Data records for software interfaces

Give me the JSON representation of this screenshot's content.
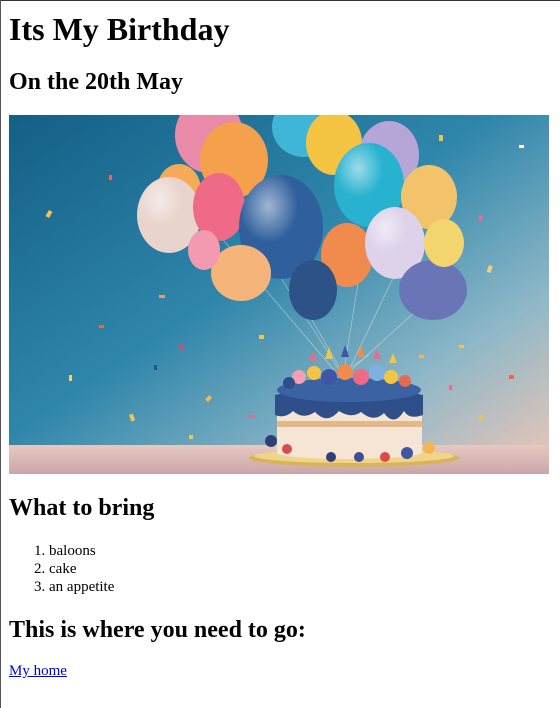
{
  "page": {
    "title": "Its My Birthday",
    "subtitle": "On the 20th May"
  },
  "hero_image": {
    "icon": "birthday-cake-balloons-photo",
    "colors": {
      "sky_top": "#1e6e93",
      "sky_bottom": "#f3c5b4",
      "cake_frosting": "#2e4f8a",
      "cake_base": "#f6e4d4"
    }
  },
  "bring_section": {
    "heading": "What to bring",
    "items": [
      "baloons",
      "cake",
      "an appetite"
    ]
  },
  "location_section": {
    "heading": "This is where you need to go:",
    "link_text": "My home"
  }
}
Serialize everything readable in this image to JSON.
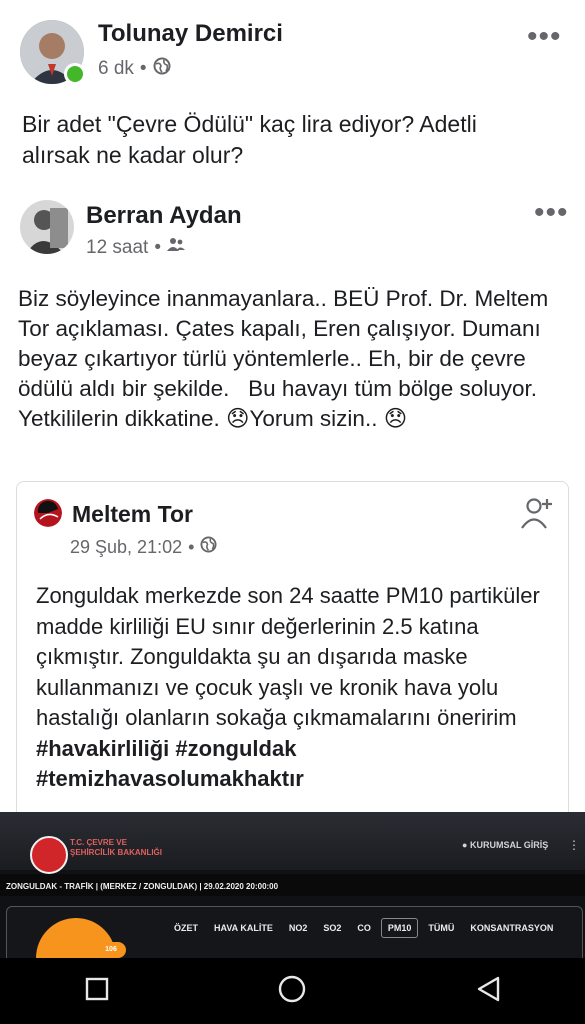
{
  "post": {
    "author": "Tolunay Demirci",
    "time": "6 dk",
    "privacy_icon": "globe-icon",
    "text": "Bir adet \"Çevre Ödülü\" kaç lira ediyor? Adetli alırsak ne kadar olur?"
  },
  "shared": {
    "author": "Berran Aydan",
    "time": "12 saat",
    "privacy_icon": "friends-icon",
    "text": "Biz söyleyince inanmayanlara.. BEÜ Prof. Dr. Meltem Tor açıklaması. Çates kapalı, Eren çalışıyor. Dumanı beyaz çıkartıyor türlü yöntemlerle.. Eh, bir de çevre ödülü aldı bir şekilde.   Bu havayı tüm bölge soluyor. Yetkililerin dikkatine. 😞Yorum sizin.. 😞"
  },
  "inner": {
    "author": "Meltem Tor",
    "time": "29 Şub, 21:02",
    "privacy_icon": "globe-icon",
    "text": "Zonguldak merkezde son 24 saatte PM10 partiküler madde kirliliği EU sınır değerlerinin 2.5 katına çıkmıştır. Zonguldakta şu an dışarıda maske kullanmanızı ve çocuk yaşlı ve kronik hava yolu hastalığı olanların sokağa çıkmamalarını öneririm ",
    "hashtag1": "#havakirliliği",
    "hashtag2": "#zonguldak",
    "hashtag3": "#temizhavasolumakhaktır"
  },
  "screenshot": {
    "ministry_line1": "T.C. ÇEVRE VE",
    "ministry_line2": "ŞEHİRCİLİK BAKANLIĞI",
    "login_label": "KURUMSAL GİRİŞ",
    "station_line": "ZONGULDAK - TRAFİK  |  (MERKEZ / ZONGULDAK)  |  29.02.2020 20:00:00",
    "badge_value": "106",
    "tabs": [
      "ÖZET",
      "HAVA KALİTE",
      "NO2",
      "SO2",
      "CO",
      "PM10",
      "TÜMÜ",
      "KONSANTRASYON"
    ]
  },
  "colors": {
    "online": "#42b72a",
    "text": "#1c1e21",
    "meta": "#65676b",
    "orange": "#f7941d"
  }
}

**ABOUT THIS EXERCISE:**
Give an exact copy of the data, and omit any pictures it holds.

**TASK SOLUTION:**
Give me the JSON representation of this screenshot's content.
{
  "page": {
    "title": "Its My Birthday",
    "subtitle": "On the 20th May"
  },
  "hero_image": {
    "icon": "birthday-cake-balloons-photo",
    "colors": {
      "sky_top": "#1e6e93",
      "sky_bottom": "#f3c5b4",
      "cake_frosting": "#2e4f8a",
      "cake_base": "#f6e4d4"
    }
  },
  "bring_section": {
    "heading": "What to bring",
    "items": [
      "baloons",
      "cake",
      "an appetite"
    ]
  },
  "location_section": {
    "heading": "This is where you need to go:",
    "link_text": "My home"
  }
}
Serialize everything readable in this image to JSON.
{
  "post": {
    "author": "Tolunay Demirci",
    "time": "6 dk",
    "privacy_icon": "globe-icon",
    "text": "Bir adet \"Çevre Ödülü\" kaç lira ediyor? Adetli alırsak ne kadar olur?"
  },
  "shared": {
    "author": "Berran Aydan",
    "time": "12 saat",
    "privacy_icon": "friends-icon",
    "text": "Biz söyleyince inanmayanlara.. BEÜ Prof. Dr. Meltem Tor açıklaması. Çates kapalı, Eren çalışıyor. Dumanı beyaz çıkartıyor türlü yöntemlerle.. Eh, bir de çevre ödülü aldı bir şekilde.   Bu havayı tüm bölge soluyor. Yetkililerin dikkatine. 😞Yorum sizin.. 😞"
  },
  "inner": {
    "author": "Meltem Tor",
    "time": "29 Şub, 21:02",
    "privacy_icon": "globe-icon",
    "text": "Zonguldak merkezde son 24 saatte PM10 partiküler madde kirliliği EU sınır değerlerinin 2.5 katına çıkmıştır. Zonguldakta şu an dışarıda maske kullanmanızı ve çocuk yaşlı ve kronik hava yolu hastalığı olanların sokağa çıkmamalarını öneririm ",
    "hashtag1": "#havakirliliği",
    "hashtag2": "#zonguldak",
    "hashtag3": "#temizhavasolumakhaktır"
  },
  "screenshot": {
    "ministry_line1": "T.C. ÇEVRE VE",
    "ministry_line2": "ŞEHİRCİLİK BAKANLIĞI",
    "login_label": "KURUMSAL GİRİŞ",
    "station_line": "ZONGULDAK - TRAFİK  |  (MERKEZ / ZONGULDAK)  |  29.02.2020 20:00:00",
    "badge_value": "106",
    "tabs": [
      "ÖZET",
      "HAVA KALİTE",
      "NO2",
      "SO2",
      "CO",
      "PM10",
      "TÜMÜ",
      "KONSANTRASYON"
    ]
  },
  "colors": {
    "online": "#42b72a",
    "text": "#1c1e21",
    "meta": "#65676b",
    "orange": "#f7941d"
  }
}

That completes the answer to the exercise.